Frequently Asked Questions - Enceladus

How do we know that there is water in Enceladus?

There are two reasons why scientists think there is water in Enceladus: heat and geysers.

Despite its distance from the Sun and its high albedo (Enceladus reflects almost all of the sunlight it receives), the southern polar region of this moon is -- relatively speaking -- unusually warm. Recent observations by the Cassini spacecraft measured the surface of Enceladus' south pole to be minus 116 degrees Celsius (minus 177 degrees Fahrenheit), considerably warmer than the minus 205 degrees Celsius (minus 337 degrees Fahrenheit) typical of celestial bodies that far from the Sun.

Scientists believe that the heat causing the thermal anomaly at the south pole is coming from deep within the moon's interior. Combine this heat with the geysers observed by Cassini erupting from Enceladus' southern regions, and the evidence for liquid water increases.

Images from the spacecraft show geysers throwing off huge jets of vapor, revealed by Cassini's Ion and Natural Mass Spectrometer (INMS) to be composed mostly of small ice particles and water vapor. The great power of Enceladus' geysers makes the presence of liquid water near the surface very likely.

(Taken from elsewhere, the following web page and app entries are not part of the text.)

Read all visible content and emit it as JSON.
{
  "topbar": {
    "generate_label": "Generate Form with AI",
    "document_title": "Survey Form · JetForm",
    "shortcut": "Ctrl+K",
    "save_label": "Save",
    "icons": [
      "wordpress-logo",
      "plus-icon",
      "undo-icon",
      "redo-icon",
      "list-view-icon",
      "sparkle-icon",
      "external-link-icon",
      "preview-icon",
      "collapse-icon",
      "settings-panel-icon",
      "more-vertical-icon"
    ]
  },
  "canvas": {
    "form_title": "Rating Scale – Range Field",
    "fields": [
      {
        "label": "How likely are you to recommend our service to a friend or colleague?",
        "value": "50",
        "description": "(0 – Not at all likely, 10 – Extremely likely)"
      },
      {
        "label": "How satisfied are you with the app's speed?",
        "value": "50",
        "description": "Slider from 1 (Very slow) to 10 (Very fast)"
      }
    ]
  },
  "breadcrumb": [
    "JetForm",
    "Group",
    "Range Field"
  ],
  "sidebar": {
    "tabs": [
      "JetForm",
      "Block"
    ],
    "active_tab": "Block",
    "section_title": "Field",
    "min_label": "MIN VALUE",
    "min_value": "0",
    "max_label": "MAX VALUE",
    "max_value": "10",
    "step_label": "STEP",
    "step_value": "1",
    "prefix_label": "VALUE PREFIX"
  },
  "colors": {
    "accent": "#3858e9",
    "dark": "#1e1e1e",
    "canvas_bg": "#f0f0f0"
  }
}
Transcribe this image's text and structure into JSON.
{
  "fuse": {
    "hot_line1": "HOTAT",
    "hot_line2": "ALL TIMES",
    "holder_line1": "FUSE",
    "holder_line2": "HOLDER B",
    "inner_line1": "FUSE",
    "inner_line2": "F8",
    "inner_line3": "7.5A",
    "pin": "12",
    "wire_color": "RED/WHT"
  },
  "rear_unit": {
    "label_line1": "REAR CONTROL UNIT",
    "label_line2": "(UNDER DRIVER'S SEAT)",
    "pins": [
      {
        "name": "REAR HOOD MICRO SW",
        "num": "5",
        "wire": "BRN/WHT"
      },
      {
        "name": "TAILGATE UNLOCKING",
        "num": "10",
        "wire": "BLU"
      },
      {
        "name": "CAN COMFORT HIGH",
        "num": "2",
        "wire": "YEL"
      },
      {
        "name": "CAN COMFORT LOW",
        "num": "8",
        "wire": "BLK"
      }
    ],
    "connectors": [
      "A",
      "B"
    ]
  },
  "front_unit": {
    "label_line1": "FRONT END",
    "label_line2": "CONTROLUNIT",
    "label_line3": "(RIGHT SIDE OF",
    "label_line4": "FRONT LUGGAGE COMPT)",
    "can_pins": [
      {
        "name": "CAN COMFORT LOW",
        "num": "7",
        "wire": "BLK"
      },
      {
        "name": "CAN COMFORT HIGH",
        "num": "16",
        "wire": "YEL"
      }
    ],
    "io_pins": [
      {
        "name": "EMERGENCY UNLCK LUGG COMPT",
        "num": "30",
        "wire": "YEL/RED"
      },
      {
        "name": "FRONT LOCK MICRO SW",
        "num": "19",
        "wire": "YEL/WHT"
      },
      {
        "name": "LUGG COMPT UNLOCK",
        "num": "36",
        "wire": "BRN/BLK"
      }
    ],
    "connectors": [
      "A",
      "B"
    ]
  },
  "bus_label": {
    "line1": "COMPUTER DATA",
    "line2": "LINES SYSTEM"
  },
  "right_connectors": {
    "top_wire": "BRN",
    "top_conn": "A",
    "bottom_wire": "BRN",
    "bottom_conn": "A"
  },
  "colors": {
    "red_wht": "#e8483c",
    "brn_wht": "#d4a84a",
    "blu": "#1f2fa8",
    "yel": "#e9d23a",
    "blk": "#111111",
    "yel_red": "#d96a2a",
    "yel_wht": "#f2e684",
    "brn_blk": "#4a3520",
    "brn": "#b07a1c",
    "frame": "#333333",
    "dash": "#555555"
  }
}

Cassini scientists theorize that heat from the moon's core raises the temperature enough to melt some of the ice underneath Enceladus' south pole and create underground reservoirs of liquid water, which in turn feed the geysers. It's still not clear how big these reservoirs of water are.

If water has been spewing from Enceladus for a long time, what replenishes its water supply?

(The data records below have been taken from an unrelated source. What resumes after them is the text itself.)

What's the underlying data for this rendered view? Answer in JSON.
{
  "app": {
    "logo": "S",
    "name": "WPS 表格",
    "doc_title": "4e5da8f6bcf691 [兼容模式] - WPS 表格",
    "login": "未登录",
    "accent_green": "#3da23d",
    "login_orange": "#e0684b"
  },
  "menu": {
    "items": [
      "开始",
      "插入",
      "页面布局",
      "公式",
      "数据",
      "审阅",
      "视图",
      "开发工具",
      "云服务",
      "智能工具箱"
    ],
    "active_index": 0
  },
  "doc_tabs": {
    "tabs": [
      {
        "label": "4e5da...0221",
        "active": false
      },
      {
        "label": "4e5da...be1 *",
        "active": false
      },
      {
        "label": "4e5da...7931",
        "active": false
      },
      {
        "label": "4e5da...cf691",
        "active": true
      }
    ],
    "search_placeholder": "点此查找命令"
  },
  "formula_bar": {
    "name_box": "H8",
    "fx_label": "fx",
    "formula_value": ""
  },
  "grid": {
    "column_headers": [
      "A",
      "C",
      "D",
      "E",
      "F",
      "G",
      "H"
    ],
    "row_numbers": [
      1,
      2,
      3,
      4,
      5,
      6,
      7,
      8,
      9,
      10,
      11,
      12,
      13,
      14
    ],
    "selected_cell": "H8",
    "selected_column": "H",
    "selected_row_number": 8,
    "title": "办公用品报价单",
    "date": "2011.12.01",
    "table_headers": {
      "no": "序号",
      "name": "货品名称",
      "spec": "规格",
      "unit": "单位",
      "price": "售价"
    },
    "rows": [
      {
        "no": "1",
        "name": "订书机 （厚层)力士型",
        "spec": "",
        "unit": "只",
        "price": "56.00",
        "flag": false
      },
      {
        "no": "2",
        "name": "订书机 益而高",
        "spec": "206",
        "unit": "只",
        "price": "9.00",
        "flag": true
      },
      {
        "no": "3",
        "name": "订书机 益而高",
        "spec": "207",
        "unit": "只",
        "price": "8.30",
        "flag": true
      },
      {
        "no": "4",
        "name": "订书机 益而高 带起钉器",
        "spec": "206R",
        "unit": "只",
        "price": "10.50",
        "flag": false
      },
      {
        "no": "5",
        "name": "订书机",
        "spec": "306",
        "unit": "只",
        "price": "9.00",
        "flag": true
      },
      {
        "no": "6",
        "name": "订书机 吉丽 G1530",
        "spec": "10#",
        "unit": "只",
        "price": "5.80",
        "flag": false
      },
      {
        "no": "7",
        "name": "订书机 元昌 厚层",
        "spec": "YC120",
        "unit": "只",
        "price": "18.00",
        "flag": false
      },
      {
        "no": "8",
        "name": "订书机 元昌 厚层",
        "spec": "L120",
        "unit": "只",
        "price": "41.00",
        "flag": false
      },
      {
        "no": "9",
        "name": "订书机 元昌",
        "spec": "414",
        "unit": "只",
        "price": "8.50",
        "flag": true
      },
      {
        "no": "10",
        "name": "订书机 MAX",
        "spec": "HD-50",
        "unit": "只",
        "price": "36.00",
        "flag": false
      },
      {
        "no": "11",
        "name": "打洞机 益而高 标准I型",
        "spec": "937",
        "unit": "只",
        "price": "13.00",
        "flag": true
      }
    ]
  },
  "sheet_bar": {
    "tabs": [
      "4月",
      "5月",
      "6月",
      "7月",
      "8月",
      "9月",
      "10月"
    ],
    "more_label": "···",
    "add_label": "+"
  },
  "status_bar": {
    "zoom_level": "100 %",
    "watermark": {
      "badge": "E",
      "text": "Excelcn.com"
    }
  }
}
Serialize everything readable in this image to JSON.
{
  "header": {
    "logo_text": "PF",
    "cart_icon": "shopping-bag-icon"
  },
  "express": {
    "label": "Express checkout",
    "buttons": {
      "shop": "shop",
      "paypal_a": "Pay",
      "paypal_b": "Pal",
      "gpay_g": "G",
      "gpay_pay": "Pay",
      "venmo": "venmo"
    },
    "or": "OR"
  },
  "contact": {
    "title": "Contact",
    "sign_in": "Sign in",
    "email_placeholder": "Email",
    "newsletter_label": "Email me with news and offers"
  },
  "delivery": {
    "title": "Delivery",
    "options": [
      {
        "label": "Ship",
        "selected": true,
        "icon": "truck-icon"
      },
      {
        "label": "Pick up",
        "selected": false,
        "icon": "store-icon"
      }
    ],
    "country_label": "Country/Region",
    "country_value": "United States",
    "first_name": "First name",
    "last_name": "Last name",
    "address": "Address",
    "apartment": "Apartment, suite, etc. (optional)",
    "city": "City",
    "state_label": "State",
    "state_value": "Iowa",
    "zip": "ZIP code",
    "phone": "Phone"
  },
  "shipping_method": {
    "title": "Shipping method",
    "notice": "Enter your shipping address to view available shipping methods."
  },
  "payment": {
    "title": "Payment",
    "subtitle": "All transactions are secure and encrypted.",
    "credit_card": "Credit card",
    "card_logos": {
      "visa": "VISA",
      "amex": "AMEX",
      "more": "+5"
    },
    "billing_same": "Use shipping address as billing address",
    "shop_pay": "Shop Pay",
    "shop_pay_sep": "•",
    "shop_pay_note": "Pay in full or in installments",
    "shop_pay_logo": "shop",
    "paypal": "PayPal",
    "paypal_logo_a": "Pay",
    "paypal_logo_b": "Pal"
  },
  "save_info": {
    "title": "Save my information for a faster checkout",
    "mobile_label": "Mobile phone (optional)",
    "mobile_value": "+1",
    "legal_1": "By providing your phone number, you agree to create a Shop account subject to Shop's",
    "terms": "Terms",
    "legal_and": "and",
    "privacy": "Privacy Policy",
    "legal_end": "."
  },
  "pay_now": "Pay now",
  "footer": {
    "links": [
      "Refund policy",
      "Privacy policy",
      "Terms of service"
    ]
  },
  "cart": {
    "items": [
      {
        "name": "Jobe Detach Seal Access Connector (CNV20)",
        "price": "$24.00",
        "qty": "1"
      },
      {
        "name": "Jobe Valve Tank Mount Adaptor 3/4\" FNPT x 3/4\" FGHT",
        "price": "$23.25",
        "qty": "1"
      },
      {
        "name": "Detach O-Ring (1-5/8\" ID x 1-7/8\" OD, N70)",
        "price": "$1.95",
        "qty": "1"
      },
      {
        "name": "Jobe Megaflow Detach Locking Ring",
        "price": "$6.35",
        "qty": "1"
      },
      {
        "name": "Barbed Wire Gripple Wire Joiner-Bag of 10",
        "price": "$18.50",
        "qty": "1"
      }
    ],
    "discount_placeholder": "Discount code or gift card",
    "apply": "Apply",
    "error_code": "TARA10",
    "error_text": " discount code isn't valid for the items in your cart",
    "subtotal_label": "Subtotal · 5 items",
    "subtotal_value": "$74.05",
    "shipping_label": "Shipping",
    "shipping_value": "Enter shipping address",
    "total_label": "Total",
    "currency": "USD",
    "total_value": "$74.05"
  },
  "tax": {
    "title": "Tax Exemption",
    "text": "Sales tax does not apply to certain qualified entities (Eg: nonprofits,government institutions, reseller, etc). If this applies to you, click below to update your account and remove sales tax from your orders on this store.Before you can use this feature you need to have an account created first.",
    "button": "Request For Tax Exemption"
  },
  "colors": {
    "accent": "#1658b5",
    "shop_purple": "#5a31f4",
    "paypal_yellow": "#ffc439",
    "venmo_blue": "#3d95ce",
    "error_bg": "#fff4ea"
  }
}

There are still a lot of mysteries surrounding this fascinating moon. Scientists are not sure how long geysers on Enceladus have been throwing off the huge jets of vapor seen by Cassini's instruments, nor how long they'll continue to do so in the future. However, considering that Enceladus is roughly the size of the state of Iowa, this icy moon has the potential of storing quite a bit of water. Exactly how much water is there is still unknown.

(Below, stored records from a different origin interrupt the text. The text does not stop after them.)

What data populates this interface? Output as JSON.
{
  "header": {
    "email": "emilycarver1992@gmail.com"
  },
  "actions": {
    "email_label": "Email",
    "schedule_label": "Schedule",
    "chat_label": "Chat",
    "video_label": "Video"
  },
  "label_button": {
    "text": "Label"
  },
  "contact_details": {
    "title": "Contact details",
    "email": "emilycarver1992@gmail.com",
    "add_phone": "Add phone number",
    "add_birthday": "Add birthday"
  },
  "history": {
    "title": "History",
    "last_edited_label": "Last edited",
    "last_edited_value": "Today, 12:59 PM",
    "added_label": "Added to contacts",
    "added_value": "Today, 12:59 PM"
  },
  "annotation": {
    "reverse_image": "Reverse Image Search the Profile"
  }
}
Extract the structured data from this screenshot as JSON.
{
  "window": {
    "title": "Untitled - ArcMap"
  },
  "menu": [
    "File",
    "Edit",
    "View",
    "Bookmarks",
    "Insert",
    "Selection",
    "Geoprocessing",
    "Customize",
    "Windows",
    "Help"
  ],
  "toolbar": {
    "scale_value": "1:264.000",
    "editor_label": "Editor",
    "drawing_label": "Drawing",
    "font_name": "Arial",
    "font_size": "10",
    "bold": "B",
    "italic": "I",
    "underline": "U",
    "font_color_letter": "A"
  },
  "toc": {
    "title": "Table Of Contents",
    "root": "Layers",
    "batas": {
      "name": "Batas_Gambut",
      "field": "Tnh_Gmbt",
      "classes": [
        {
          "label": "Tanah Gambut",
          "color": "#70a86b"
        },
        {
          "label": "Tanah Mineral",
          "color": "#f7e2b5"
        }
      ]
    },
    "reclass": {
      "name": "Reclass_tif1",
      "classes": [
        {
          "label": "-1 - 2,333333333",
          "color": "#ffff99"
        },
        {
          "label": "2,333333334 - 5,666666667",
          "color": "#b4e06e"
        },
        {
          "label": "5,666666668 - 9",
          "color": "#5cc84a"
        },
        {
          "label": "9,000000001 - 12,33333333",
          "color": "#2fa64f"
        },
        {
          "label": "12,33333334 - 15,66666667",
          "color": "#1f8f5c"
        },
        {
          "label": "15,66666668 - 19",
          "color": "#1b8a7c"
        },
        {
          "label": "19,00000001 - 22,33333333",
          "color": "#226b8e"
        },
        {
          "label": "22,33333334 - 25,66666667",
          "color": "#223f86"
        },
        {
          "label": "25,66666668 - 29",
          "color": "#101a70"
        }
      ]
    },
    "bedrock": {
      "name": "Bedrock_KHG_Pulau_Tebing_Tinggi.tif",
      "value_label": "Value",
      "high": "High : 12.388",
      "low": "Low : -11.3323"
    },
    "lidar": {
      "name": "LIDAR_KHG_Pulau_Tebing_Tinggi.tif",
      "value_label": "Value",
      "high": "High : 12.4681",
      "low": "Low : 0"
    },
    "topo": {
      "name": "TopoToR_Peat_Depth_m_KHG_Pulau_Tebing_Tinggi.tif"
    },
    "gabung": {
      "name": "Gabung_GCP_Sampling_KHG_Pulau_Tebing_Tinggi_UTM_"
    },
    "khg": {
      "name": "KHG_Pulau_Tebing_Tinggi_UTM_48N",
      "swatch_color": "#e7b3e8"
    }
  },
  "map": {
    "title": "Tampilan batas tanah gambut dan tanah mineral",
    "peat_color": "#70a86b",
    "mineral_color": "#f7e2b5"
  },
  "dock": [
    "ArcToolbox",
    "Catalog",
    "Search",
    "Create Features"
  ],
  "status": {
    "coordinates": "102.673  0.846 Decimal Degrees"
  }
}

Further analyses of the data collected so far, coupled with that of future flybys, may provide the answers. Stay tuned.